_TRY IT_.
Every line with the string "reposts" must be copied from the entries below.

_EXERCISE DATA_.
------------------------------
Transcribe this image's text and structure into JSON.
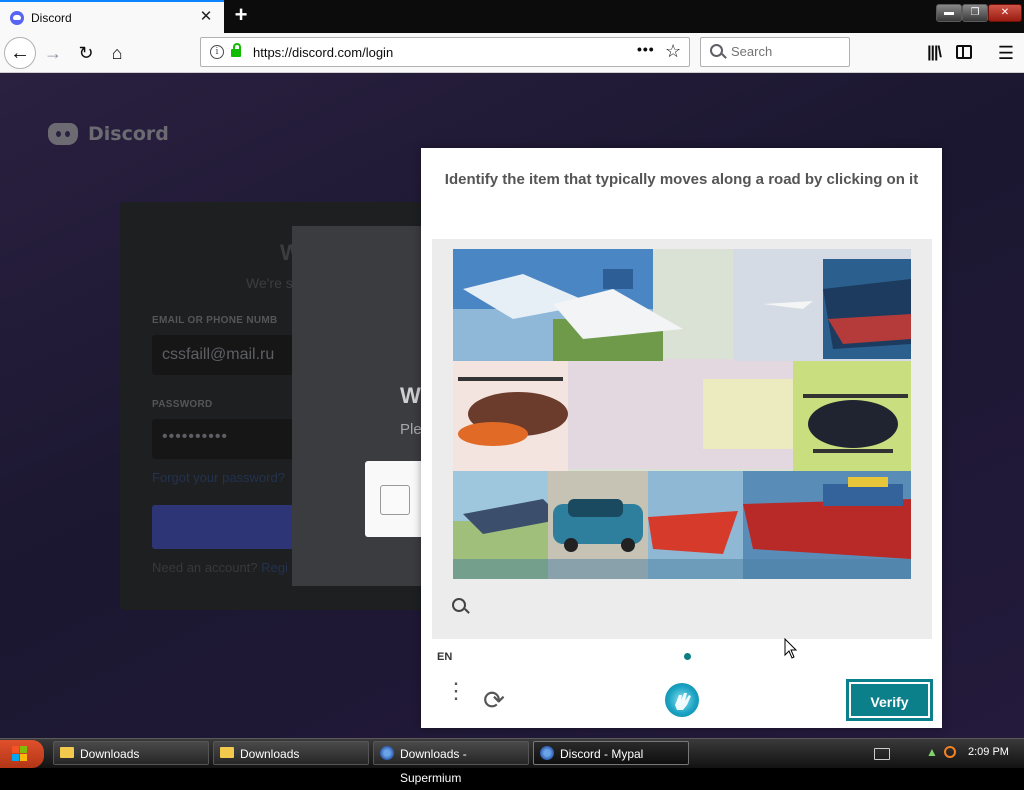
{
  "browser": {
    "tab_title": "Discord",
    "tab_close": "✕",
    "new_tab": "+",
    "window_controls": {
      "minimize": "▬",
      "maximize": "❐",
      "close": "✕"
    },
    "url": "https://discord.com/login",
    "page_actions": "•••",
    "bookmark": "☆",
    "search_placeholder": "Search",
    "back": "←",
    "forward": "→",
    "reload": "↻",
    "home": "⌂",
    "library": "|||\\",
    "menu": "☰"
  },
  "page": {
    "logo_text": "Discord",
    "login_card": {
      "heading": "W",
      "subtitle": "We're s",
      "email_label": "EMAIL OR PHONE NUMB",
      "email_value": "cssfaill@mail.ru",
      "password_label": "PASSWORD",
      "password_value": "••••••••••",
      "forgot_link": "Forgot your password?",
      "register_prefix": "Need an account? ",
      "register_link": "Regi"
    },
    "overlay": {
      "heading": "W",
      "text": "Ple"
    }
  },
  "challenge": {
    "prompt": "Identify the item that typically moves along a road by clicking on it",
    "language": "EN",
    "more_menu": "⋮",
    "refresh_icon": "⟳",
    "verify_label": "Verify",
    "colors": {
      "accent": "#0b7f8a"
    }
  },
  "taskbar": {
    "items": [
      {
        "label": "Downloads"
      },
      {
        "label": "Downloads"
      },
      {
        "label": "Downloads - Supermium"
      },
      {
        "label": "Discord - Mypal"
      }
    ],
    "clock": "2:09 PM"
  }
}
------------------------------
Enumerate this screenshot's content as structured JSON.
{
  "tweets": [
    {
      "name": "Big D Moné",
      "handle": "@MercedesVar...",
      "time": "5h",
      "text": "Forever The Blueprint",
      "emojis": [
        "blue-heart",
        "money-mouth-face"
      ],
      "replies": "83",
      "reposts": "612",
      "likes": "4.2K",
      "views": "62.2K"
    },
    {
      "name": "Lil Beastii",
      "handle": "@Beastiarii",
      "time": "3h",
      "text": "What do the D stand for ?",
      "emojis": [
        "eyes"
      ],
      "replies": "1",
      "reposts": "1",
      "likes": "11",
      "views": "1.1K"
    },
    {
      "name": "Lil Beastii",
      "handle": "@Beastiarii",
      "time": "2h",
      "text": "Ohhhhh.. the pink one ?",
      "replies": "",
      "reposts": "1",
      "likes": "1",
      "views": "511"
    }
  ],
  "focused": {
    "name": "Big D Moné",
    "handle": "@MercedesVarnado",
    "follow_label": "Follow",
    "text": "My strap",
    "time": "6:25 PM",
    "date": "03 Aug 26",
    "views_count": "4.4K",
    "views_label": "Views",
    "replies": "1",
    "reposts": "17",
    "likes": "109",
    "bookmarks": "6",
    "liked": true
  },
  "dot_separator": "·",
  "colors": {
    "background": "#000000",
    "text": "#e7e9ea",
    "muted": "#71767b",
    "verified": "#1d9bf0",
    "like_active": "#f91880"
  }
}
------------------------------
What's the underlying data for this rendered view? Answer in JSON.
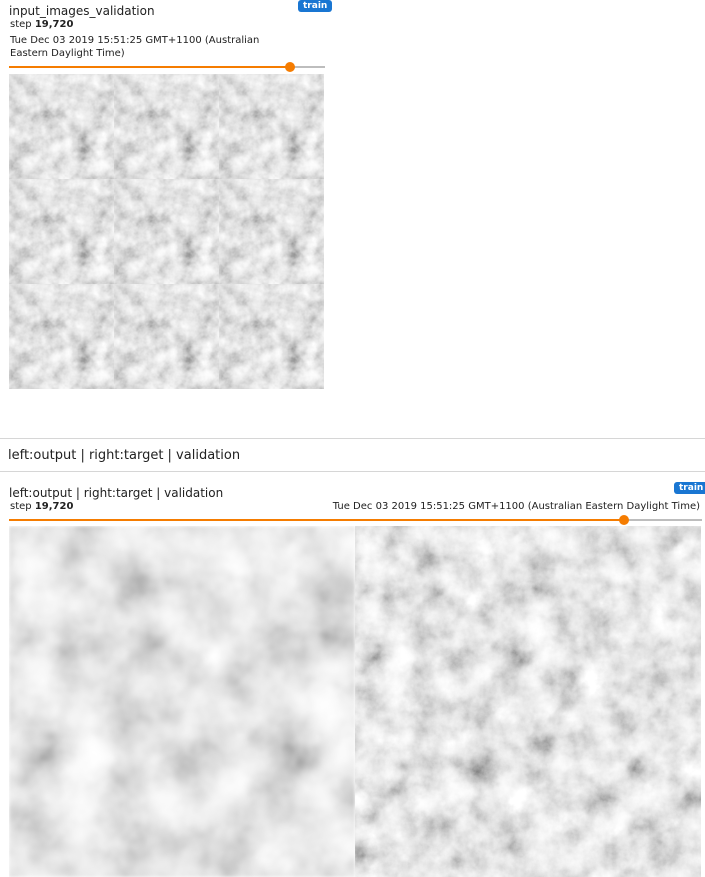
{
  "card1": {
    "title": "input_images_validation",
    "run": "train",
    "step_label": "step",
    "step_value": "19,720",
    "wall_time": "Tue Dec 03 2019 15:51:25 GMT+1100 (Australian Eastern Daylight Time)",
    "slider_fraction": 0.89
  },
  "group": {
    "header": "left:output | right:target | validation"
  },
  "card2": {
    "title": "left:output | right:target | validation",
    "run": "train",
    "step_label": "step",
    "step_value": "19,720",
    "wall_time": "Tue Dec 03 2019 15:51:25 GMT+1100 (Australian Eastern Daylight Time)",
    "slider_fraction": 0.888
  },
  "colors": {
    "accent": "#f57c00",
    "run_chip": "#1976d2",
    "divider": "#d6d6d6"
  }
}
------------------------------
_YOUR SOLUTION_.
      "reposts": "612",
      "reposts": "1",
      "reposts": "1",
    "reposts": "17",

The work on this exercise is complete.